In my dream the sun is hidden behind the dark gray sky and choppy blue water of the Red Sea. The ferry is buckling in the waves and the metal deck and the plastic seats are slippery and cold. You are with me and we hope to reach Eilat soon so we can go deep-sea fishing.
When the crewmen, clad in red El Al uniforms, come around to take and inspect our shoes for bombs, you make a pun, mixing up "Hamas" and "humus," but you are not Jewish and this is your first time in Israel and the pun becomes silly and they laugh and mock your American accent, morphing it into a Mid-Western twang.
A little old woman sits on the metal deck. She is covered in rags. She looks up from the ground and begs me for change. I see that she has a deformed face. The coins in my pocket are cold and wet. When she takes the silver coins from my outstretched hand, she recoils and scowls at me, biting down on her lower lip and glaring at me with her cataract eyes.

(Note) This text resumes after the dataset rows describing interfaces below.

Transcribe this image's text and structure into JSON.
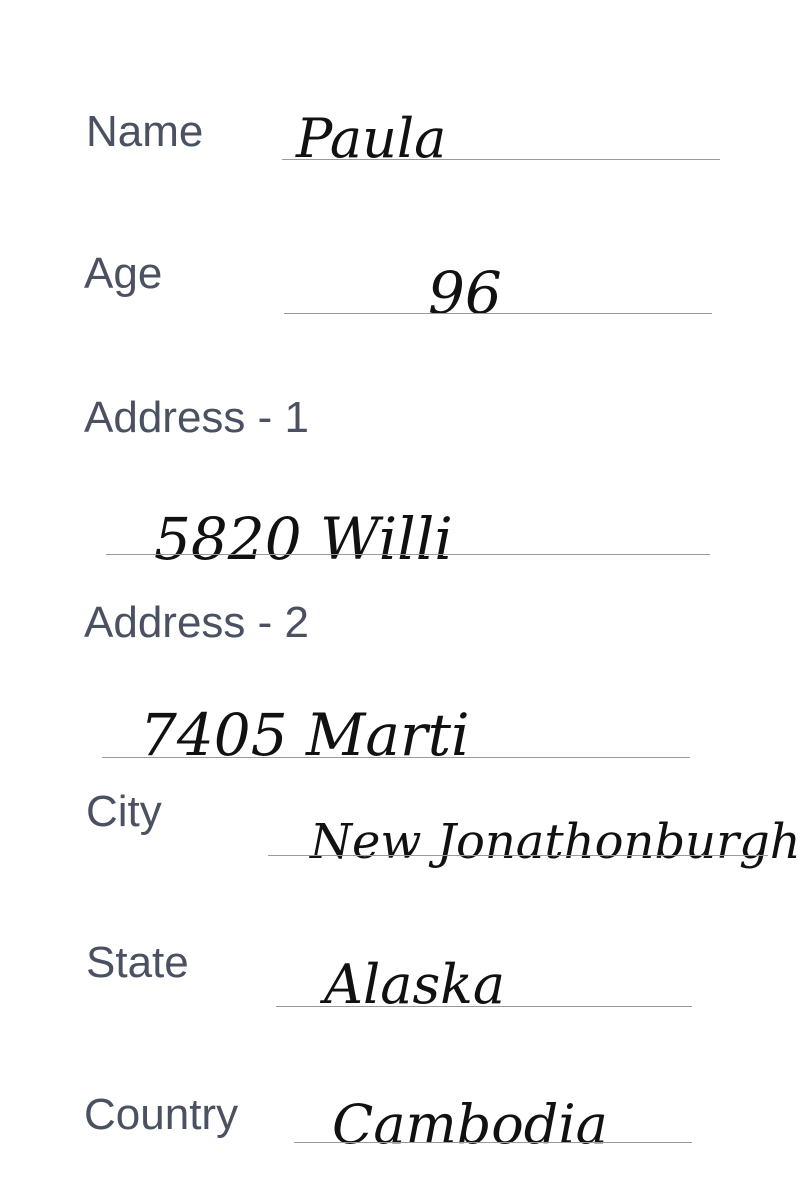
{
  "fields": {
    "name": {
      "label": "Name",
      "value": "Paula"
    },
    "age": {
      "label": "Age",
      "value": "96"
    },
    "address1": {
      "label": "Address - 1",
      "value": "5820 Willi"
    },
    "address2": {
      "label": "Address - 2",
      "value": "7405 Marti"
    },
    "city": {
      "label": "City",
      "value": "New Jonathonburgh"
    },
    "state": {
      "label": "State",
      "value": "Alaska"
    },
    "country": {
      "label": "Country",
      "value": "Cambodia"
    }
  },
  "colors": {
    "label": "#4a5261",
    "handwriting": "#111111",
    "underline": "#9a9a9a"
  }
}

"No more," I say, "no more," feeling the impression of her stare, but she holds out her hand again and again I feel for coins and give her, this time, thirty shekels. But no, she scowls again and pulls herself by one arm across the deck and looking at the remaining silver coins in my palm, I realize that I had been handing her British pence.

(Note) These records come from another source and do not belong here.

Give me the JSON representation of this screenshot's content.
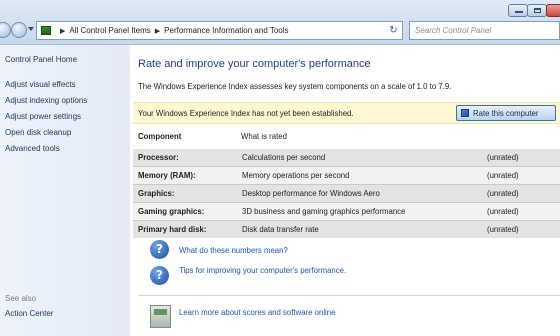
{
  "address_bar": {
    "crumbs": [
      "All Control Panel Items",
      "Performance Information and Tools"
    ],
    "separators": [
      "▶",
      "▶"
    ]
  },
  "search": {
    "placeholder": "Search Control Panel"
  },
  "sidebar": {
    "items": [
      {
        "label": "Control Panel Home"
      },
      {
        "label": "Adjust visual effects"
      },
      {
        "label": "Adjust indexing options"
      },
      {
        "label": "Adjust power settings"
      },
      {
        "label": "Open disk cleanup"
      },
      {
        "label": "Advanced tools"
      }
    ],
    "see_also_label": "See also",
    "see_also_items": [
      {
        "label": "Action Center"
      }
    ]
  },
  "main": {
    "title": "Rate and improve your computer's performance",
    "intro": "The Windows Experience Index assesses key system components on a scale of 1.0 to 7.9.",
    "banner": {
      "text": "Your Windows Experience Index has not yet been established.",
      "button_label": "Rate this computer"
    },
    "table": {
      "headers": {
        "component": "Component",
        "rated": "What is rated"
      },
      "rows": [
        {
          "component": "Processor:",
          "rated": "Calculations per second",
          "score": "(unrated)"
        },
        {
          "component": "Memory (RAM):",
          "rated": "Memory operations per second",
          "score": "(unrated)"
        },
        {
          "component": "Graphics:",
          "rated": "Desktop performance for Windows Aero",
          "score": "(unrated)"
        },
        {
          "component": "Gaming graphics:",
          "rated": "3D business and gaming graphics performance",
          "score": "(unrated)"
        },
        {
          "component": "Primary hard disk:",
          "rated": "Disk data transfer rate",
          "score": "(unrated)"
        }
      ]
    },
    "help_links": [
      {
        "label": "What do these numbers mean?",
        "icon": "question-icon"
      },
      {
        "label": "Tips for improving your computer's performance.",
        "icon": "question-icon"
      },
      {
        "label": "Learn more about scores and software online",
        "icon": "software-box-icon"
      }
    ]
  },
  "colors": {
    "title_blue": "#1e3f91",
    "link_blue": "#1e55b3",
    "banner_bg": "#fdf7d2",
    "sidebar_bg": "#e8eff8"
  }
}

When they let us off at Eilat, it is raining lightly. We run along the wharf, the casinos and hotels to our right are dark and empty. The only light along the wharf burns brightly from the fluorescent English letters in each hotel's name. Though we run, we see the deep-sea boat that looks like a Spanish galleon drift out into the waves like a castaway holding onto a decaying piece of drift-wood.
I realize I forgot my shoes on the ferry and we run back along the docks, our footsteps echo on the quiet wharf. Back at where we arrived, we find nothing; the ferry has left and there is no indication of any return by it or another. The rain is sweeping in on the Red Sea now; we can tell by the way the water flattens and ripples. You are tired of moving and pull your knees up and rub your shoeless feet.

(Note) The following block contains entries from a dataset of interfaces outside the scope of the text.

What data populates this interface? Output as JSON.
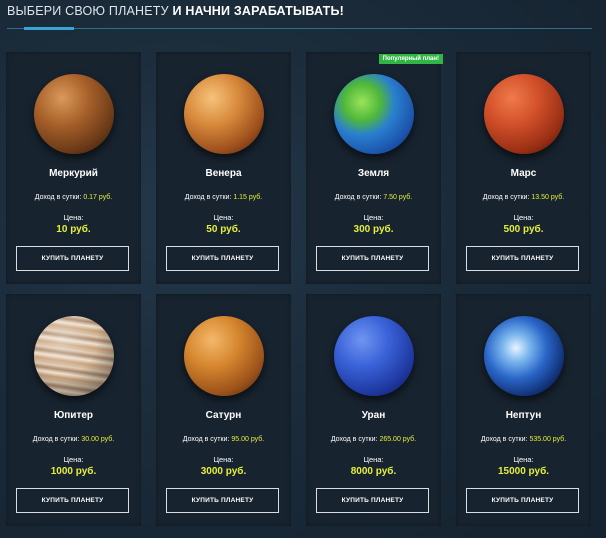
{
  "header": {
    "title_light": "ВЫБЕРИ СВОЮ ПЛАНЕТУ",
    "title_bold": "И НАЧНИ ЗАРАБАТЫВАТЬ!"
  },
  "labels": {
    "income_prefix": "Доход в сутки:",
    "price_label": "Цена:",
    "buy_button": "КУПИТЬ ПЛАНЕТУ",
    "popular_badge": "Популярный план!"
  },
  "colors": {
    "accent_yellow": "#e6ef3a",
    "badge_green": "#31b545",
    "header_line": "#2f6e8e"
  },
  "planets": [
    {
      "name": "Меркурий",
      "income": "0.17 руб.",
      "price": "10 руб.",
      "icon": "mercury-planet"
    },
    {
      "name": "Венера",
      "income": "1.15 руб.",
      "price": "50 руб.",
      "icon": "venus-planet"
    },
    {
      "name": "Земля",
      "income": "7.50 руб.",
      "price": "300 руб.",
      "icon": "earth-planet",
      "popular": true
    },
    {
      "name": "Марс",
      "income": "13.50 руб.",
      "price": "500 руб.",
      "icon": "mars-planet"
    },
    {
      "name": "Юпитер",
      "income": "30.00 руб.",
      "price": "1000 руб.",
      "icon": "jupiter-planet"
    },
    {
      "name": "Сатурн",
      "income": "95.00 руб.",
      "price": "3000 руб.",
      "icon": "saturn-planet"
    },
    {
      "name": "Уран",
      "income": "265.00 руб.",
      "price": "8000 руб.",
      "icon": "uranus-planet"
    },
    {
      "name": "Нептун",
      "income": "535.00 руб.",
      "price": "15000 руб.",
      "icon": "neptune-planet"
    }
  ]
}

I see an island out in the sea. It is green and has rows and rows of orange trees that sway and buck in the black and stormy air. I shake your shoulder and point towards the island of orange trees and say, "Isn't it beautiful? Isn't it beautiful?" but you rub your feet and your head, with your hair matted down from the cold cold rain—it sinks into your bones—and Eilat is nothing but a dream hidden behind a desert and a sea now overrun by the rain.